By the turn of the century, many wild sheep stocks had, or were, being wiped out by disease, habitat loss, encroachment by domestic species, overgrazing and uncontrolled hunting. In the years since, conscientious management, stewardship of hunting, and transplantation brought some herds back from the brink. But today, diseases, especially pneumonia, are the major mortality factor affecting bighorn sheep in North America. Nowhere is this more evident than in the Hells Canyon area of the Snake River, where in the 1996-97 season more than 300 sheep — some 75 percent of the entire population — died with pneumonia.
Led by veterinary parasitology Professor Bill Foreyt, WSU is the world’s undisputed leader in wild sheep disease research. A long-time friend of Foreyt’s, Crate is the former owner of the Crate Veterinary Hospital in Spanaway, Wash., and a partner in Agri Business, an international animal air transportation concern.
Crate’s gift is a life-income charitable remainder unitrust. The principal will be awarded to WSU upon Crate’s death. Part will come directly to the WSU College of Veterinary Medicine. The remaining 45 percent will be distributed to the Foundation for North American Wild Sheep with the stipulation that the foundation contribute enough to WSU to fund the full $1.5 million if the 55 percent does not reach that amount when the funds are dispersed. As the gift grows, a portion of the funds over the $1.5 million will remain with FNAWS [pronounced FIN-ahs] while keeping the WSU program fully funded. FNAWS will continue their legacy of unmatched wild sheep conservation efforts.
FNAWS is among the world’s most productive conservation organizations. They are vigorously involved in the conservation, propagation and intensive management of the remaining wild sheep populations and their habitats in North America. To date, this has amounted to gifts of more than $13 million to worthwhile projects throughout the continent.

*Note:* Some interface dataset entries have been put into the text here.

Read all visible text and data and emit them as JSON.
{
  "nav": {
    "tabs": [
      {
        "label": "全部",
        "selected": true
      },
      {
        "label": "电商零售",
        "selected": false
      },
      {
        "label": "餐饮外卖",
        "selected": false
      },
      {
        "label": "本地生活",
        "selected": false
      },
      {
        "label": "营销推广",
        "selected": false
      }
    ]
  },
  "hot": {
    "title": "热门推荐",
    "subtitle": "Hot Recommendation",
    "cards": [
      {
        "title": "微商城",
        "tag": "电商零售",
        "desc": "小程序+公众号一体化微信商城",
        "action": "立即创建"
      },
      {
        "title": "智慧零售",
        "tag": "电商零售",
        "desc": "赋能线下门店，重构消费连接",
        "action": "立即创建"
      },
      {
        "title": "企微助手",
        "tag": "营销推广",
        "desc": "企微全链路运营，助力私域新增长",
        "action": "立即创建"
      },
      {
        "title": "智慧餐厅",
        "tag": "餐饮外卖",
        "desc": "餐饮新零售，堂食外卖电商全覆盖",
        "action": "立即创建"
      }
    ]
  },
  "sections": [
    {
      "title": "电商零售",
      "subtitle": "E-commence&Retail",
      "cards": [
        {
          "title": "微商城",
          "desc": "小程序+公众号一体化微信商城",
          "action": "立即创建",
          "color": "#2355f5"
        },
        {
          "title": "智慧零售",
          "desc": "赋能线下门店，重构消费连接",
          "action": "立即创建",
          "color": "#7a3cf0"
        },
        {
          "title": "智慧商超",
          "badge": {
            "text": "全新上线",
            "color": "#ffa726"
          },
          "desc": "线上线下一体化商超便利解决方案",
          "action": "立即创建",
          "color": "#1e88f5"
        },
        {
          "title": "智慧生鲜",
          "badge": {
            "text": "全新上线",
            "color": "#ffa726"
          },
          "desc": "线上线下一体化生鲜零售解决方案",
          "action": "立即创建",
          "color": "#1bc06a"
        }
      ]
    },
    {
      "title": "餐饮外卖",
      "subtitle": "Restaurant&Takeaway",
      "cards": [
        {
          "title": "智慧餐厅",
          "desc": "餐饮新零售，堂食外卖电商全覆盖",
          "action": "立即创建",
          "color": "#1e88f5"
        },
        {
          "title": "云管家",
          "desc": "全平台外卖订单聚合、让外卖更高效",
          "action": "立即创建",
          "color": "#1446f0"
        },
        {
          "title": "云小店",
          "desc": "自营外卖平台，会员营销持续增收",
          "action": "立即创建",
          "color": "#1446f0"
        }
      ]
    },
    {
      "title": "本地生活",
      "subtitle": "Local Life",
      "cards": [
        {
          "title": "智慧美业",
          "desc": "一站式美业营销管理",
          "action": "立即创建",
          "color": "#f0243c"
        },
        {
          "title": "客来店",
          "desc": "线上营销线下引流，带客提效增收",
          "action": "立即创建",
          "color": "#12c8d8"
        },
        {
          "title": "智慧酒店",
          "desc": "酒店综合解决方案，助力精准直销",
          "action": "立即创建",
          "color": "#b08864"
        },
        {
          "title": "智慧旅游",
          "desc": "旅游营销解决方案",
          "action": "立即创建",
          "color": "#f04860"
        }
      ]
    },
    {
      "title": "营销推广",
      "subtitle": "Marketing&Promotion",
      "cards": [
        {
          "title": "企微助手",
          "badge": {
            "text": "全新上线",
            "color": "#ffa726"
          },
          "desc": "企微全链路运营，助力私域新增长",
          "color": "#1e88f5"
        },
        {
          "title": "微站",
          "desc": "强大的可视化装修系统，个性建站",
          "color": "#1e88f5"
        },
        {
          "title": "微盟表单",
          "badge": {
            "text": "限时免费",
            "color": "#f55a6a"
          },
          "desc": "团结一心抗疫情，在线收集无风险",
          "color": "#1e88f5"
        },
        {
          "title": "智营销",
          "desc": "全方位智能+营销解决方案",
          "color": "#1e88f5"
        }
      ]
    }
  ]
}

“What I’d really like to see is WSU and FNAWS find a way to prevent the contraction and spread of pneumonia in wild sheep, their number one killer,” said Crate. “That’s it, that’s what I want … It’s all about putting more sheep on the mountain.”
Crate’s gift is among some $42 million contributed by donors last fiscal year to WSU bringing the university’s endowment to more than $152 million. Thanks in part to the Crate gift, WSU is now home to 54 distinguished professorships and endowed chairs in programs of excellence.